■ TASK BRIEF
The answer should contain all of the data, retyped without any alteration.

■ Element data from apps and pages
────────
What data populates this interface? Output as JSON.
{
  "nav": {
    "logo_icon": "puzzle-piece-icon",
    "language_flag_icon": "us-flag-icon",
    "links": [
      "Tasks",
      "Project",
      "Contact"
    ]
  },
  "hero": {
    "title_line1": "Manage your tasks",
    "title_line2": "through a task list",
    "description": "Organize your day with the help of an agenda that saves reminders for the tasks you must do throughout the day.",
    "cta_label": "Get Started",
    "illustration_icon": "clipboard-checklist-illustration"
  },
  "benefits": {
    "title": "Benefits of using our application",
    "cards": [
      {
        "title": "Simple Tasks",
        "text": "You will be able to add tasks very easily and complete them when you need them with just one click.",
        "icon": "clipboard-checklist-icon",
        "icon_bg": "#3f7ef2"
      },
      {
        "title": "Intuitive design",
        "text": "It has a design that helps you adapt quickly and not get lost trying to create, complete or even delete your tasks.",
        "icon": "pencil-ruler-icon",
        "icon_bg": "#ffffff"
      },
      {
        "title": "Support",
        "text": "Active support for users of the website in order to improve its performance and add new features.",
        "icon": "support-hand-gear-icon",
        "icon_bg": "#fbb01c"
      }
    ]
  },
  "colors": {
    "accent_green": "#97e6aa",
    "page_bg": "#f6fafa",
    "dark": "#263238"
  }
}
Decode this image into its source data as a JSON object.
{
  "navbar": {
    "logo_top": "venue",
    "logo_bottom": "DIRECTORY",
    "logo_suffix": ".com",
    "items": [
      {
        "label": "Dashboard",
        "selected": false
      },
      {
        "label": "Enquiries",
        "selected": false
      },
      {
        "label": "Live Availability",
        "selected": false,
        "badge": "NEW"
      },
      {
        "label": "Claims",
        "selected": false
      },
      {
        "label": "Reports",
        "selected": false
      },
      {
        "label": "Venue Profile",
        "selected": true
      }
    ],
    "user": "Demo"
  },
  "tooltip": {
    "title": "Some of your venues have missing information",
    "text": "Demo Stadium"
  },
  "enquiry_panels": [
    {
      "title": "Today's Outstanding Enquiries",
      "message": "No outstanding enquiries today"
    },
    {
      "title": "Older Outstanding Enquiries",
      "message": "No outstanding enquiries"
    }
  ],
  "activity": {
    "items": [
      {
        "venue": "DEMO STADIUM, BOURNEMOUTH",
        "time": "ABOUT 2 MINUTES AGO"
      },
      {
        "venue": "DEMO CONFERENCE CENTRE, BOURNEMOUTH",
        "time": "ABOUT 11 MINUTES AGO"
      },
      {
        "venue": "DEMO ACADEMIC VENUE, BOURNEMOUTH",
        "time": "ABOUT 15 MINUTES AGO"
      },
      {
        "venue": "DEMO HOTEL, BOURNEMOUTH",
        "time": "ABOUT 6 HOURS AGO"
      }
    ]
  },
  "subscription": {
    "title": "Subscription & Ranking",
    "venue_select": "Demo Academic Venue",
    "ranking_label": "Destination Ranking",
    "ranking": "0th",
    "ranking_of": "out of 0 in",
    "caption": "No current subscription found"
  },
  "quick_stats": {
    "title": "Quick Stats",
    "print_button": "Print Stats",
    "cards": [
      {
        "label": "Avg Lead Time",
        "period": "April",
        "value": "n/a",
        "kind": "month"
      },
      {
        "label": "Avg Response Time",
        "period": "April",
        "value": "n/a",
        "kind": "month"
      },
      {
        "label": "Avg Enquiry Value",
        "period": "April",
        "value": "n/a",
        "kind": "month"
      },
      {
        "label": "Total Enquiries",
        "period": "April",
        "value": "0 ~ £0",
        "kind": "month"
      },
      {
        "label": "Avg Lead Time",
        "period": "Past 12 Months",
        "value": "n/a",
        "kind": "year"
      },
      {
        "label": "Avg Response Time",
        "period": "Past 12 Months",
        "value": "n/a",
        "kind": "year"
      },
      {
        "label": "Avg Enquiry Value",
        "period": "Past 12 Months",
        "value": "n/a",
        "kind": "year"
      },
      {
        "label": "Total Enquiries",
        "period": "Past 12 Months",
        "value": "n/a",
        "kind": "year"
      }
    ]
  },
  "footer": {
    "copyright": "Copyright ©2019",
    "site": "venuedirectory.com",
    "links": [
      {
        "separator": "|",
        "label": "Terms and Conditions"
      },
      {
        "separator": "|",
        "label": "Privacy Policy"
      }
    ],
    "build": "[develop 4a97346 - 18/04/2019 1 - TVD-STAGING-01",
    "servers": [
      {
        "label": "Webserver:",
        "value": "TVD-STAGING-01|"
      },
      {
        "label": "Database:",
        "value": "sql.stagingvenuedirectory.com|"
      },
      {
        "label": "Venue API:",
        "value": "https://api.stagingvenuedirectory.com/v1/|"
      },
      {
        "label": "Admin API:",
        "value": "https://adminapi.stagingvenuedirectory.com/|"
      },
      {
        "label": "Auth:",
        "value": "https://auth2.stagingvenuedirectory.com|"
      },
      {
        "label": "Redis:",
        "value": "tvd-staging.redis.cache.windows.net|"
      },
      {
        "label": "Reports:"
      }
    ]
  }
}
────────
■ ANSWER BOX
What data populates this interface? Output as JSON.
{
  "nav": {
    "logo_icon": "puzzle-piece-icon",
    "language_flag_icon": "us-flag-icon",
    "links": [
      "Tasks",
      "Project",
      "Contact"
    ]
  },
  "hero": {
    "title_line1": "Manage your tasks",
    "title_line2": "through a task list",
    "description": "Organize your day with the help of an agenda that saves reminders for the tasks you must do throughout the day.",
    "cta_label": "Get Started",
    "illustration_icon": "clipboard-checklist-illustration"
  },
  "benefits": {
    "title": "Benefits of using our application",
    "cards": [
      {
        "title": "Simple Tasks",
        "text": "You will be able to add tasks very easily and complete them when you need them with just one click.",
        "icon": "clipboard-checklist-icon",
        "icon_bg": "#3f7ef2"
      },
      {
        "title": "Intuitive design",
        "text": "It has a design that helps you adapt quickly and not get lost trying to create, complete or even delete your tasks.",
        "icon": "pencil-ruler-icon",
        "icon_bg": "#ffffff"
      },
      {
        "title": "Support",
        "text": "Active support for users of the website in order to improve its performance and add new features.",
        "icon": "support-hand-gear-icon",
        "icon_bg": "#fbb01c"
      }
    ]
  },
  "colors": {
    "accent_green": "#97e6aa",
    "page_bg": "#f6fafa",
    "dark": "#263238"
  }
}
Decode this image into its source data as a JSON object.
{
  "navbar": {
    "logo_top": "venue",
    "logo_bottom": "DIRECTORY",
    "logo_suffix": ".com",
    "items": [
      {
        "label": "Dashboard",
        "selected": false
      },
      {
        "label": "Enquiries",
        "selected": false
      },
      {
        "label": "Live Availability",
        "selected": false,
        "badge": "NEW"
      },
      {
        "label": "Claims",
        "selected": false
      },
      {
        "label": "Reports",
        "selected": false
      },
      {
        "label": "Venue Profile",
        "selected": true
      }
    ],
    "user": "Demo"
  },
  "tooltip": {
    "title": "Some of your venues have missing information",
    "text": "Demo Stadium"
  },
  "enquiry_panels": [
    {
      "title": "Today's Outstanding Enquiries",
      "message": "No outstanding enquiries today"
    },
    {
      "title": "Older Outstanding Enquiries",
      "message": "No outstanding enquiries"
    }
  ],
  "activity": {
    "items": [
      {
        "venue": "DEMO STADIUM, BOURNEMOUTH",
        "time": "ABOUT 2 MINUTES AGO"
      },
      {
        "venue": "DEMO CONFERENCE CENTRE, BOURNEMOUTH",
        "time": "ABOUT 11 MINUTES AGO"
      },
      {
        "venue": "DEMO ACADEMIC VENUE, BOURNEMOUTH",
        "time": "ABOUT 15 MINUTES AGO"
      },
      {
        "venue": "DEMO HOTEL, BOURNEMOUTH",
        "time": "ABOUT 6 HOURS AGO"
      }
    ]
  },
  "subscription": {
    "title": "Subscription & Ranking",
    "venue_select": "Demo Academic Venue",
    "ranking_label": "Destination Ranking",
    "ranking": "0th",
    "ranking_of": "out of 0 in",
    "caption": "No current subscription found"
  },
  "quick_stats": {
    "title": "Quick Stats",
    "print_button": "Print Stats",
    "cards": [
      {
        "label": "Avg Lead Time",
        "period": "April",
        "value": "n/a",
        "kind": "month"
      },
      {
        "label": "Avg Response Time",
        "period": "April",
        "value": "n/a",
        "kind": "month"
      },
      {
        "label": "Avg Enquiry Value",
        "period": "April",
        "value": "n/a",
        "kind": "month"
      },
      {
        "label": "Total Enquiries",
        "period": "April",
        "value": "0 ~ £0",
        "kind": "month"
      },
      {
        "label": "Avg Lead Time",
        "period": "Past 12 Months",
        "value": "n/a",
        "kind": "year"
      },
      {
        "label": "Avg Response Time",
        "period": "Past 12 Months",
        "value": "n/a",
        "kind": "year"
      },
      {
        "label": "Avg Enquiry Value",
        "period": "Past 12 Months",
        "value": "n/a",
        "kind": "year"
      },
      {
        "label": "Total Enquiries",
        "period": "Past 12 Months",
        "value": "n/a",
        "kind": "year"
      }
    ]
  },
  "footer": {
    "copyright": "Copyright ©2019",
    "site": "venuedirectory.com",
    "links": [
      {
        "separator": "|",
        "label": "Terms and Conditions"
      },
      {
        "separator": "|",
        "label": "Privacy Policy"
      }
    ],
    "build": "[develop 4a97346 - 18/04/2019 1 - TVD-STAGING-01",
    "servers": [
      {
        "label": "Webserver:",
        "value": "TVD-STAGING-01|"
      },
      {
        "label": "Database:",
        "value": "sql.stagingvenuedirectory.com|"
      },
      {
        "label": "Venue API:",
        "value": "https://api.stagingvenuedirectory.com/v1/|"
      },
      {
        "label": "Admin API:",
        "value": "https://adminapi.stagingvenuedirectory.com/|"
      },
      {
        "label": "Auth:",
        "value": "https://auth2.stagingvenuedirectory.com|"
      },
      {
        "label": "Redis:",
        "value": "tvd-staging.redis.cache.windows.net|"
      },
      {
        "label": "Reports:"
      }
    ]
  }
}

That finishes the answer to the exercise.